Every year, I review several research studies that focus on the attitudes, preferences, and behaviors of B2B buyers. In most years, these studies address a diverse set of specific topics, as the following examples from 2019 illustrate:
- Service is the new sales (Accenture Interactive)
- The B2B Millennial Buyer Survey Report (Demand Gen Report and The Mx Group)
- Creating Epic Customer Experiences (Marketo)
- The 2019 B2B Buying Disconnect (TrustRadius)
Most of the published B2B buyer research focuses on “non-professional” buyers. By “non-professional,” I mean individuals who do not work in their company’s procurement/purchasing function. The research has given far less attention to the attributes and behaviors of individuals whose primary job responsibility is purchasing goods and services for their company, even though many B2B companies derive significant revenue from sales involving these “professional” buyers.
Late last year, PROS (a provider of dynamic pricing software) published a report that provides important insights about “professional” business buyers. What B2B Buyers Want was based on a survey of 1,053 “leaders in procurement and purchasing” that was conducted in association with Hanover Research. The objective of this survey was to capture insights about the current expectations of professional business buyers and identify what matters most to them.
Here is an overview of some of the major findings.
Most Professional Buyers Prefer Incumbent Suppliers
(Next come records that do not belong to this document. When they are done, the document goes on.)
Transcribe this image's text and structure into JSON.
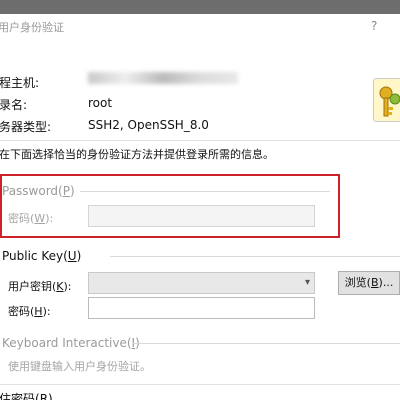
{
  "window": {
    "title": "用户身份验证",
    "help": "?"
  },
  "info": {
    "host_label": "程主机:",
    "host_value": "",
    "user_label": "录名:",
    "user_value": "root",
    "server_type_label": "务器类型:",
    "server_type_value": "SSH2, OpenSSH_8.0"
  },
  "instruction": "在下面选择恰当的身份验证方法并提供登录所需的信息。",
  "password_section": {
    "title": "Password(",
    "title_key": "P",
    "title_end": ")",
    "password_label": "密码(",
    "password_key": "W",
    "password_end": "):",
    "password_value": ""
  },
  "public_key_section": {
    "title": "Public Key(",
    "title_key": "U",
    "title_end": ")",
    "user_key_label": "用户密钥(",
    "user_key_key": "K",
    "user_key_end": "):",
    "user_key_value": "",
    "browse_label": "浏览(",
    "browse_key": "B",
    "browse_end": ")...",
    "passphrase_label": "密码(",
    "passphrase_key": "H",
    "passphrase_end": "):",
    "passphrase_value": ""
  },
  "keyboard_section": {
    "title": "Keyboard Interactive(",
    "title_key": "I",
    "title_end": ")",
    "description": "使用键盘输入用户身份验证。"
  },
  "bottom": {
    "remember_label": "住密码(",
    "remember_key": "R",
    "remember_end": ")"
  },
  "colors": {
    "highlight": "#d0202a",
    "disabled_text": "#9a9a9a"
  }
}
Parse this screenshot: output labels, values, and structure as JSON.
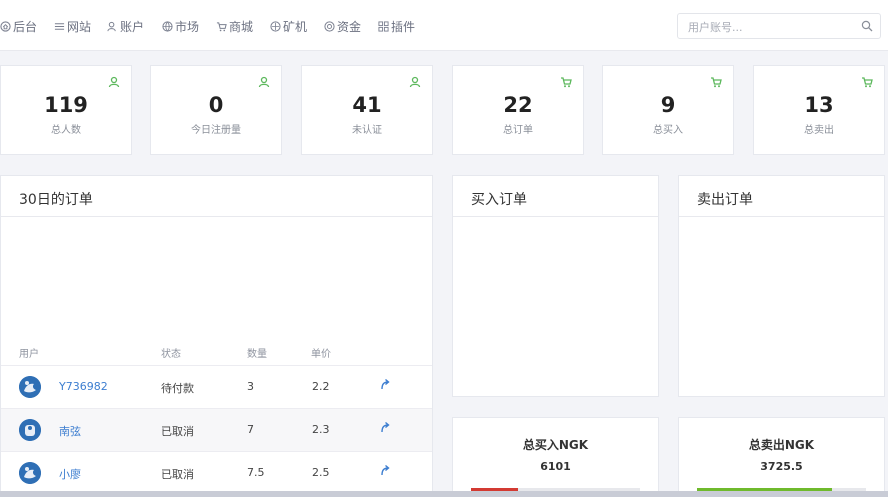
{
  "nav": {
    "items": [
      {
        "label": "后台",
        "icon": "home-icon"
      },
      {
        "label": "网站",
        "icon": "list-icon"
      },
      {
        "label": "账户",
        "icon": "user-icon"
      },
      {
        "label": "市场",
        "icon": "globe-icon"
      },
      {
        "label": "商城",
        "icon": "cart-icon"
      },
      {
        "label": "矿机",
        "icon": "target-icon"
      },
      {
        "label": "资金",
        "icon": "coin-icon"
      },
      {
        "label": "插件",
        "icon": "grid-icon"
      }
    ],
    "search_placeholder": "用户账号..."
  },
  "stats": [
    {
      "value": "119",
      "label": "总人数",
      "icon": "user-icon"
    },
    {
      "value": "0",
      "label": "今日注册量",
      "icon": "user-icon"
    },
    {
      "value": "41",
      "label": "未认证",
      "icon": "user-icon"
    },
    {
      "value": "22",
      "label": "总订单",
      "icon": "cart-icon"
    },
    {
      "value": "9",
      "label": "总买入",
      "icon": "cart-icon"
    },
    {
      "value": "13",
      "label": "总卖出",
      "icon": "cart-icon"
    }
  ],
  "orders_panel": {
    "title": "30日的订单",
    "columns": [
      "用户",
      "状态",
      "数量",
      "单价"
    ],
    "rows": [
      {
        "user": "Y736982",
        "status": "待付款",
        "qty": "3",
        "price": "2.2"
      },
      {
        "user": "南弦",
        "status": "已取消",
        "qty": "7",
        "price": "2.3"
      },
      {
        "user": "小廖",
        "status": "已取消",
        "qty": "7.5",
        "price": "2.5"
      }
    ]
  },
  "buy_panel": {
    "title": "买入订单"
  },
  "sell_panel": {
    "title": "卖出订单"
  },
  "totals": {
    "buy": {
      "title": "总买入NGK",
      "value": "6101",
      "fill": 0.28,
      "color": "#d33a32"
    },
    "sell": {
      "title": "总卖出NGK",
      "value": "3725.5",
      "fill": 0.8,
      "color": "#6fba2c"
    }
  },
  "colors": {
    "accent_green": "#5cb85c",
    "link_blue": "#3d7ed0"
  }
}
The buyers polled in this survey exhibited a strong preference for incumbent suppliers. Sixty percent of the survey respondents said they switch suppliers occasionally or less frequently (24% said rarely and 4% said never). This preference for incumbents isn’t difficult to understand. First, switching suppliers requires time and effort. And second, buying from a new supplier can entail significant risk if the products or services involved are mission critical.
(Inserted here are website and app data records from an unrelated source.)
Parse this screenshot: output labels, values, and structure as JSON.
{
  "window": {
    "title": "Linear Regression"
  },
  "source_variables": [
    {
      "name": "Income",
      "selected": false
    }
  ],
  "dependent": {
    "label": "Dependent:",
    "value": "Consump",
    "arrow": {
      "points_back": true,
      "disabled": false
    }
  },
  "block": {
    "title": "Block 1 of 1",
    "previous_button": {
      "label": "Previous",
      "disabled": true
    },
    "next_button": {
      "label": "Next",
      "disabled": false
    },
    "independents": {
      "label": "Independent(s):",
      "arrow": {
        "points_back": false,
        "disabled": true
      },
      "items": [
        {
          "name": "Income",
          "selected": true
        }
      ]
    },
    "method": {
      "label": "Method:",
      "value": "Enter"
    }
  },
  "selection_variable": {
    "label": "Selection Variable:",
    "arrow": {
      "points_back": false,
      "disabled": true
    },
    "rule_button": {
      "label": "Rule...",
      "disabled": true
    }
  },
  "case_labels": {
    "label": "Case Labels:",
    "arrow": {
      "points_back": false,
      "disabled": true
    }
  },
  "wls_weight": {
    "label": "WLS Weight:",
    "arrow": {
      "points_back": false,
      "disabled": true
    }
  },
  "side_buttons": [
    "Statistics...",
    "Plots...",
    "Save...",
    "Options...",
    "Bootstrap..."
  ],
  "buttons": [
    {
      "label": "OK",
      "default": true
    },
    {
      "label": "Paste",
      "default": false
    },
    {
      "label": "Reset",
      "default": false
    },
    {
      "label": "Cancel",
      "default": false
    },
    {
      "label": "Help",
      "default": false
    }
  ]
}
The preference for incumbent suppliers is not, however, unconditional. Buyers will remain loyal if they believe the prices they are paying a supplier are fair and reasonable given the current market conditions. In this study, nearly three-quarters of the survey respondents indicated that they are very or extremely confident they are paying fair prices. When the survey participants were asked what had caused them to switch suppliers, 39% said it was because of price increases, and 30% said it was because they found a cheaper supplier.
Professional Buyers Value Personalization
The buyers participating in this study want personalization if it helps them increase the value they obtain from a supplier. Ninety-two percent of the survey respondents said they desire personalized recommendations, and 69% strongly or somewhat agreed that personalized offers and recommendations enabled them to obtain more value from their suppliers.
A majority of the buyers in this research acknowledged that personalization can have real economic value. More than half of the survey respondents said they are willing to pay a higher price to receive personalized product and service recommendations.
Ecommerce Becomes Mainstream
The PROS research also found that professional B2B buyers are increasingly using digital channels for self-service purchasing.
- Only 15% of the survey respondents said they were making the majority of their purchases online two years ago.
- 30% said they are currently making the majority of their purchases online.
- 44% said they expect to make the majority of their purchases online within two years.
- When products involve complex configurations – 61%
- When asking about special prices – 61%
- When inquiring about specific purchase terms – 58%
- When learning about new products – 52%
- Professional business buyers are risk averse, so they prefer to work with trusted suppliers.
- They want personalization, so long as it provides pragmatic value.
- They are shifting more of their purchases to digital self-service channels, but they still want access to a human when facing more complex decisions and when learning about new products or services.